Top of DATA EXTRACTS

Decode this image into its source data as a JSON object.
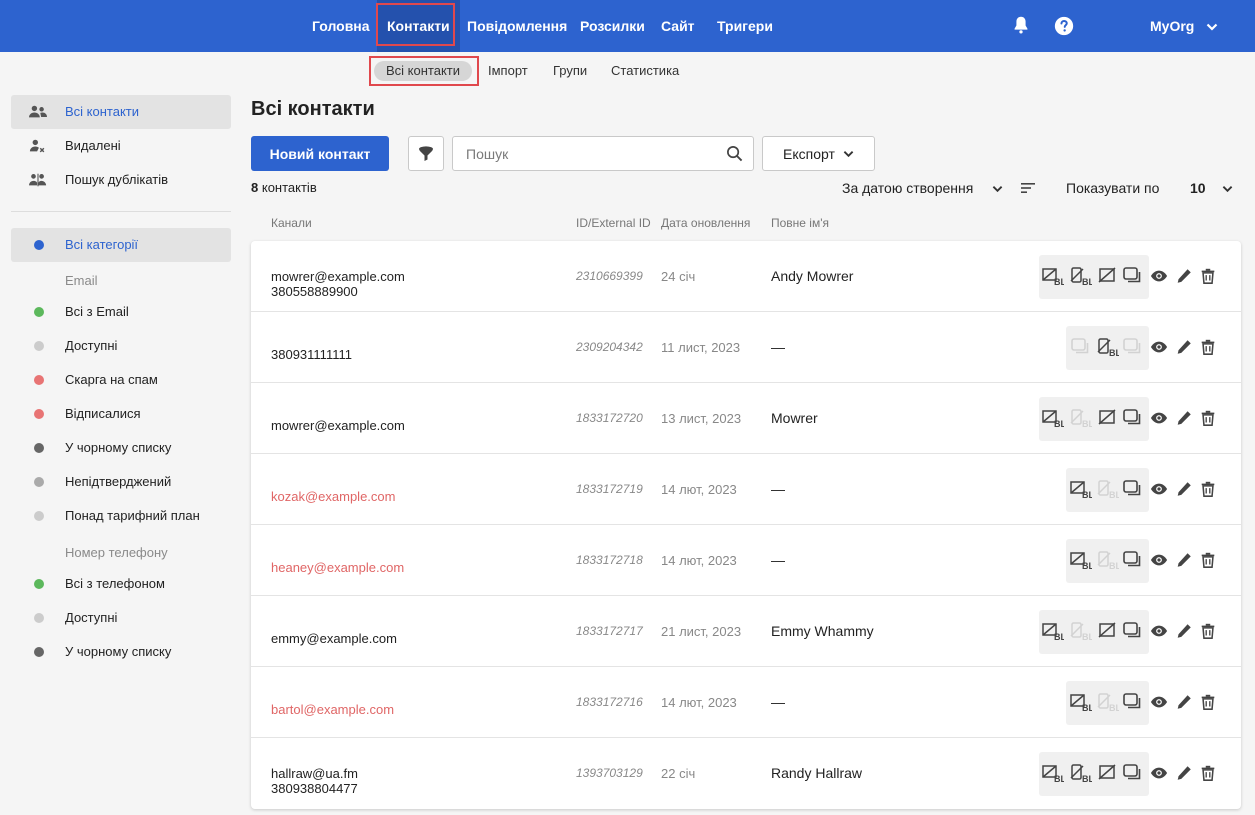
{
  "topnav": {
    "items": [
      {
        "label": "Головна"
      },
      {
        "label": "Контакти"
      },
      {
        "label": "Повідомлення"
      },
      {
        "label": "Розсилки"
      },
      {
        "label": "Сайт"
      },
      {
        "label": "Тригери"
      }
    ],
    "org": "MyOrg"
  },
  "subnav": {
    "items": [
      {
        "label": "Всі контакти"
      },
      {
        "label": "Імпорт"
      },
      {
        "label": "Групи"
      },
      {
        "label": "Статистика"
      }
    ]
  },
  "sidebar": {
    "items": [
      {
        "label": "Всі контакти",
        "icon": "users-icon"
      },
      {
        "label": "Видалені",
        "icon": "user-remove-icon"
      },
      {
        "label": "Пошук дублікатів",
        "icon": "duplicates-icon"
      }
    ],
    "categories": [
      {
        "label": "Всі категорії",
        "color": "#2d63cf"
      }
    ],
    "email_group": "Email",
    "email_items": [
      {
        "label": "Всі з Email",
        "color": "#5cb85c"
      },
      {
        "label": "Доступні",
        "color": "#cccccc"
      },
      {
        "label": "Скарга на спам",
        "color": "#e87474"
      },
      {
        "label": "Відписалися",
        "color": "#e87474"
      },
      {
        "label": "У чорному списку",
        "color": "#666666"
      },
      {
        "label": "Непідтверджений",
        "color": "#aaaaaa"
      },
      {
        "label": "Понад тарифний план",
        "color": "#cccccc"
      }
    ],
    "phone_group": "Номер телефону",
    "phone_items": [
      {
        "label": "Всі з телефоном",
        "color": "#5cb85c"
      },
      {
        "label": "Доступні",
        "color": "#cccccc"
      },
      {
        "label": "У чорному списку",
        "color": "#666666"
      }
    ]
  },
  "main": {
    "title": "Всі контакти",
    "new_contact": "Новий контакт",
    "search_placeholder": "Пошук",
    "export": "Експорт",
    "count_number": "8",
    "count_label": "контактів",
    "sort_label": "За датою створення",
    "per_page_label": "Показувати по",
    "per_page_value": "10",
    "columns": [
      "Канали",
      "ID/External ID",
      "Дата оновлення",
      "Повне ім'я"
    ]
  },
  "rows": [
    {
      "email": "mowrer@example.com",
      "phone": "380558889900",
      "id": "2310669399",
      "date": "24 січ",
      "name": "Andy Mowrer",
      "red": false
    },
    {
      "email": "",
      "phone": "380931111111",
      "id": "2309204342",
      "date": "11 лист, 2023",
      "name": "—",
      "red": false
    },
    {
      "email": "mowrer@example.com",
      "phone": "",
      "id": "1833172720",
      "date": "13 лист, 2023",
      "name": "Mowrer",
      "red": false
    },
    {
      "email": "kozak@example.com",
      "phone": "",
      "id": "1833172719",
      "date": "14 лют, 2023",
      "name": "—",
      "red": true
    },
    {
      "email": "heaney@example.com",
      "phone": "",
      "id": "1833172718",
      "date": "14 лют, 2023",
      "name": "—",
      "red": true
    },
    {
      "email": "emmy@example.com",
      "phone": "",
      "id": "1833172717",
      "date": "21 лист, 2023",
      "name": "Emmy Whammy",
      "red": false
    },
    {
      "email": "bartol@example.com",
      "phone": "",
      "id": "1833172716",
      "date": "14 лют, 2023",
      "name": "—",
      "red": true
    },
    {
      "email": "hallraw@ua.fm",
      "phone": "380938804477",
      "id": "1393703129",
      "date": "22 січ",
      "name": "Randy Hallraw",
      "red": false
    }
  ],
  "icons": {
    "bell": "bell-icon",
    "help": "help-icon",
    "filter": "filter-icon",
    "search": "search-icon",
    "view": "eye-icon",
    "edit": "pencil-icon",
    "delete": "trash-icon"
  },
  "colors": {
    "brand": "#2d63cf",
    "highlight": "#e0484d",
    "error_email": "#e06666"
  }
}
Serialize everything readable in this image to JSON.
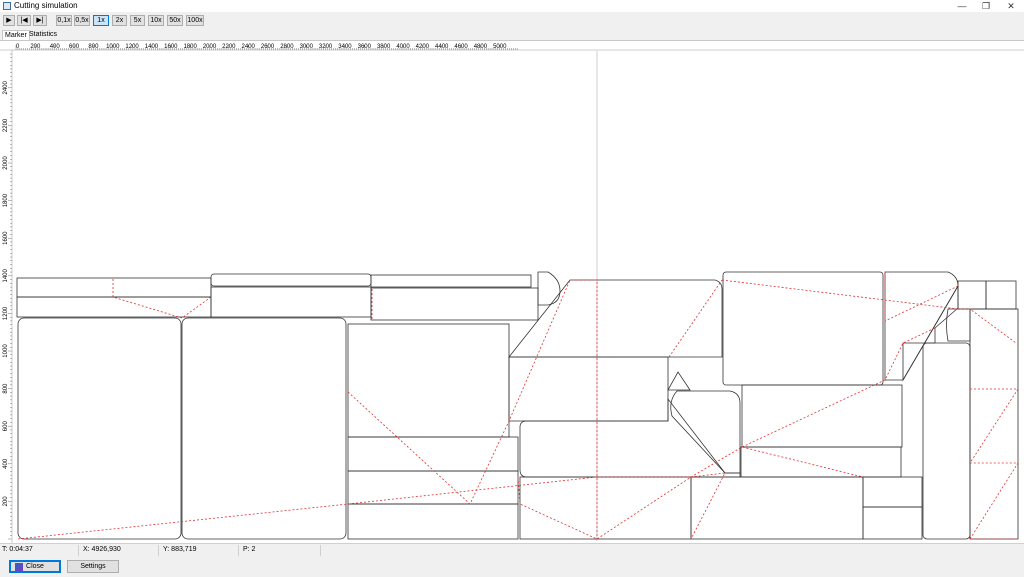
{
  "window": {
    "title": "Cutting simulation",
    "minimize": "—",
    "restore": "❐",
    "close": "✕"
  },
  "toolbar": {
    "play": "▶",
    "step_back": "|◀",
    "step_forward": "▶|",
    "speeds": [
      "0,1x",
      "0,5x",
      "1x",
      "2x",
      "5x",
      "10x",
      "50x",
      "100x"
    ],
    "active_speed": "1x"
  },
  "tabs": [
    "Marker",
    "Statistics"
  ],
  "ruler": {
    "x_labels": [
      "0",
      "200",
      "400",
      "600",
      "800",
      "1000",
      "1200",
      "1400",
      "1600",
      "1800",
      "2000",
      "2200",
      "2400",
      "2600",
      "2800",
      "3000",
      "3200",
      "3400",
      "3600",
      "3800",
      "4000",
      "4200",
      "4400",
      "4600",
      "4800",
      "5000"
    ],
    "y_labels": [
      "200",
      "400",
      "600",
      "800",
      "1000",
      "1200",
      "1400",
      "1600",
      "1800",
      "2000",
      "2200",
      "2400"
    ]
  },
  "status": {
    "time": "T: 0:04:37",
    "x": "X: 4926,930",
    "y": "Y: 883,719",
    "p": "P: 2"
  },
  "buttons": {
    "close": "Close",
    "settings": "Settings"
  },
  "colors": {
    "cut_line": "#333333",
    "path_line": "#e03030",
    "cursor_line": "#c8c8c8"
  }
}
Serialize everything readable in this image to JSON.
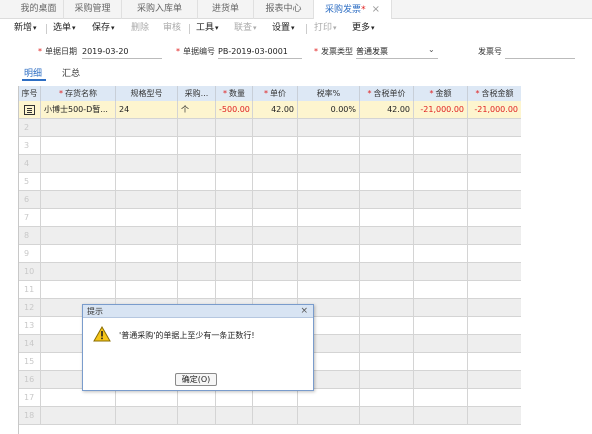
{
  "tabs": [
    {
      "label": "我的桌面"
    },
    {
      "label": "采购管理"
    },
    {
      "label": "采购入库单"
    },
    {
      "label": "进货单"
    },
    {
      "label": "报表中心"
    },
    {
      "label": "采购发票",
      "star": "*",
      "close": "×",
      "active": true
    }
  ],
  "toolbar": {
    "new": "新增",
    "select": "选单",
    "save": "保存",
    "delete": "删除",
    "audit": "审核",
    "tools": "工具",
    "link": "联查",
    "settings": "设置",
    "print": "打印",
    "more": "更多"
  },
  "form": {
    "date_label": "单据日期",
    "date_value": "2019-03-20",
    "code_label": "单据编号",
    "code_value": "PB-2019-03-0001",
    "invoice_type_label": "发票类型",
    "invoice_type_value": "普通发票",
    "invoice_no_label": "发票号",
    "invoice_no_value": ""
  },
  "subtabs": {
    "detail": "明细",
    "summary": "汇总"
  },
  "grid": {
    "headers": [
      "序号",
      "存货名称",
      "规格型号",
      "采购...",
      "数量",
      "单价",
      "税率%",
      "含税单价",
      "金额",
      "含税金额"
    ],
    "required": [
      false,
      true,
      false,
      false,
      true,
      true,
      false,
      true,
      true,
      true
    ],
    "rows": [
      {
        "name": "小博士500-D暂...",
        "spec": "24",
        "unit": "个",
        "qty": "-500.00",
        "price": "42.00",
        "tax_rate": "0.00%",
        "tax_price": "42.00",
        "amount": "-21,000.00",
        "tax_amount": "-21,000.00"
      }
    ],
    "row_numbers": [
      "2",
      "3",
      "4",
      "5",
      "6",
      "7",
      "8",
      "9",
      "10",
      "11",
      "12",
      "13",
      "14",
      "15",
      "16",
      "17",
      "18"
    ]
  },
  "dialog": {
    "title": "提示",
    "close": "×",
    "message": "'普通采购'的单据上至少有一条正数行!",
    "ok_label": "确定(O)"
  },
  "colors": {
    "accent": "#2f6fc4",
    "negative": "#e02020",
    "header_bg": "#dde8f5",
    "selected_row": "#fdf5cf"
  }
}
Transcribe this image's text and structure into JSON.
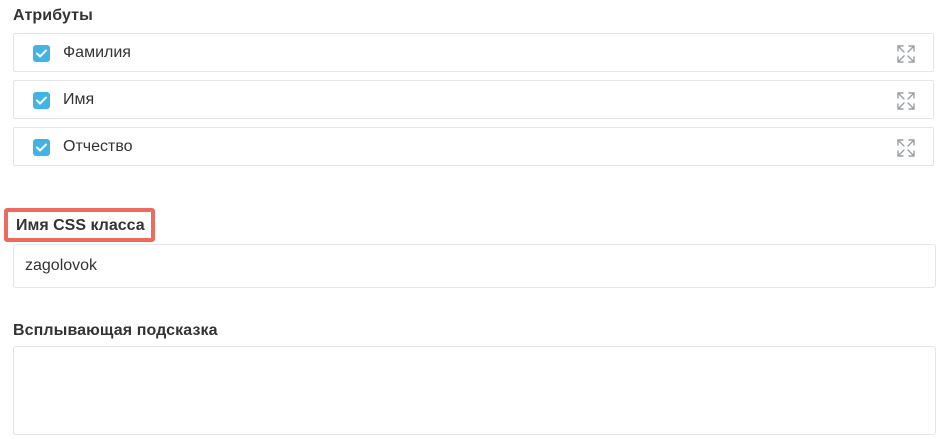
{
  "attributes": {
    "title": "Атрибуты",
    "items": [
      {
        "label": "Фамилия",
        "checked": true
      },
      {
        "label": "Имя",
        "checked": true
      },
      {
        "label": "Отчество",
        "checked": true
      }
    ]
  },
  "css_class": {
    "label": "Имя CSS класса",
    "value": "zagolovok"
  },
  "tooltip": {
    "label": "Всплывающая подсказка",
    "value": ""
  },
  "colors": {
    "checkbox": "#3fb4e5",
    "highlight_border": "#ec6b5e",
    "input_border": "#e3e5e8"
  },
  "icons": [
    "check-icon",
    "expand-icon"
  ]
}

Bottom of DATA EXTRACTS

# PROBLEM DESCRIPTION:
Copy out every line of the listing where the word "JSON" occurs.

# TASK RESULT:
Decode this image into its source data as a JSON object.
Serialize everything readable in this image to JSON.
Serialize everything readable in this image to JSON.
Transcribe this image's text and structure into JSON.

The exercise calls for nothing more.